Electrochromic components and electrical energy storage systems are becoming widespread, the first predominantly in real estate, the second finding both stationary and mobile uses. Electrochromic devices give us electrically controllable features such as intrinsic color changes and privacy effects, for example to electrically adjust transparency or darkness levels in windows. Rechargeable batteries and electrochemical capacitors (also called super capacitors) are growing in importance for storing large energy quantities, for household energy or in vehicles powered solely by electricity for example. Even if these technologies look very different at first sight, they have more in common than might be thought.

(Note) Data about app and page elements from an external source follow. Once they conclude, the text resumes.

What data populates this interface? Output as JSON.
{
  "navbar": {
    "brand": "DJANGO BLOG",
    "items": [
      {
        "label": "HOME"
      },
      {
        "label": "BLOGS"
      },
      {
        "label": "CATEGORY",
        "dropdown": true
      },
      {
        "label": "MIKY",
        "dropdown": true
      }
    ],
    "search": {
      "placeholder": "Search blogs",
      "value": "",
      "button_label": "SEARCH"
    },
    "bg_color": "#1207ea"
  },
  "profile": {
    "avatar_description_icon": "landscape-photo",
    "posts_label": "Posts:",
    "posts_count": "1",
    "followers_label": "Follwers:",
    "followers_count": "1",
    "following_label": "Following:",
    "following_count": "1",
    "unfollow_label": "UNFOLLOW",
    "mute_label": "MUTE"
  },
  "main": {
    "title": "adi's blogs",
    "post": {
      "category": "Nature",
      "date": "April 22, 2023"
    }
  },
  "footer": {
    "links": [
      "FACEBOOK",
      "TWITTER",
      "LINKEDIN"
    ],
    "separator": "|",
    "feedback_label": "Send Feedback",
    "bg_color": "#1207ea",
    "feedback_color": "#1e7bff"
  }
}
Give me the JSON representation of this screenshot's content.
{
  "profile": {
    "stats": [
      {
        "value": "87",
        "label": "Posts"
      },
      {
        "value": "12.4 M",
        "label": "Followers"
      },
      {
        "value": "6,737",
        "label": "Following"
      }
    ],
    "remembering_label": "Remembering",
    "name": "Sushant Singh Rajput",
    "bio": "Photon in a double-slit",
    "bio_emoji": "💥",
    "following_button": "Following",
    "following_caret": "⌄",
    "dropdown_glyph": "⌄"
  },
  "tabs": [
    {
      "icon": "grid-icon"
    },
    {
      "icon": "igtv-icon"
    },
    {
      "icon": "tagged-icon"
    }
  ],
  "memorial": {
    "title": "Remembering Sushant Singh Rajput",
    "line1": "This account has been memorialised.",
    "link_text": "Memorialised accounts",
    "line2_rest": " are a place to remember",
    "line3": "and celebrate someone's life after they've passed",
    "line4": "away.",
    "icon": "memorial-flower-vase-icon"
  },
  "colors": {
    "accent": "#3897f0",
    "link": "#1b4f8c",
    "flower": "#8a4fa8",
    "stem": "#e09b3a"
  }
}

Since these components are very similar in functional principle, reaction kinetics, material properties and design principle, research in recent years has increasingly looked at whether and how electrochromatic glazing - as found in modern, energy-efficient office buildings (keyword “Intelligent Windows” or “Smart Privacy Glass) or other electrochromatic components (as in newer flat screens) - can also be used to store energy. Conversely, research is also looking at whether and where there are practical uses for electrical storage systems that also offer electrically induced color changes, for example in batteries, that make charge levels or the amount of energy remaining visible.
Electrochromatic devices are multilayer constructions. They consist of an active electrochromic electrode, an electrolyte layer, a counter electrode, two flat transparent conductor tracks - each being outside the electrodes - as well as the mechanical support structure made of glass or plastic. This structure can be seen as a rechargeable thin-film battery whose charge level is shown in optical absorption. However, the choice of this “battery’s” electrode material is clearly guided by its reversible color change ability. In order to integrate the two aspects of electrochromism and electrical energy storage into one component in the future, electrode material investigation is currently focusing on three material groups: metal oxides, conductive polymers and inorganic non-oxides.
In metal oxides, we distinguish between “cathodic” and “anodic” electrochromics. In the first case, ion deposits lead to color changes; in the second, it is ion emission. Conductive polymers can be tailor-made either for electrochromism or for energy storage. Various polyanilines and polypyrroles show good combination properties. In combination with gold and WO 3, significant electrochromic energy stores were recently realized for the first time. Currently outstanding in the case of inorganic oxides are the dye Prussian blue and the carbon modification graphene. For both substances, research into electrochromic energy storage is at an early stage.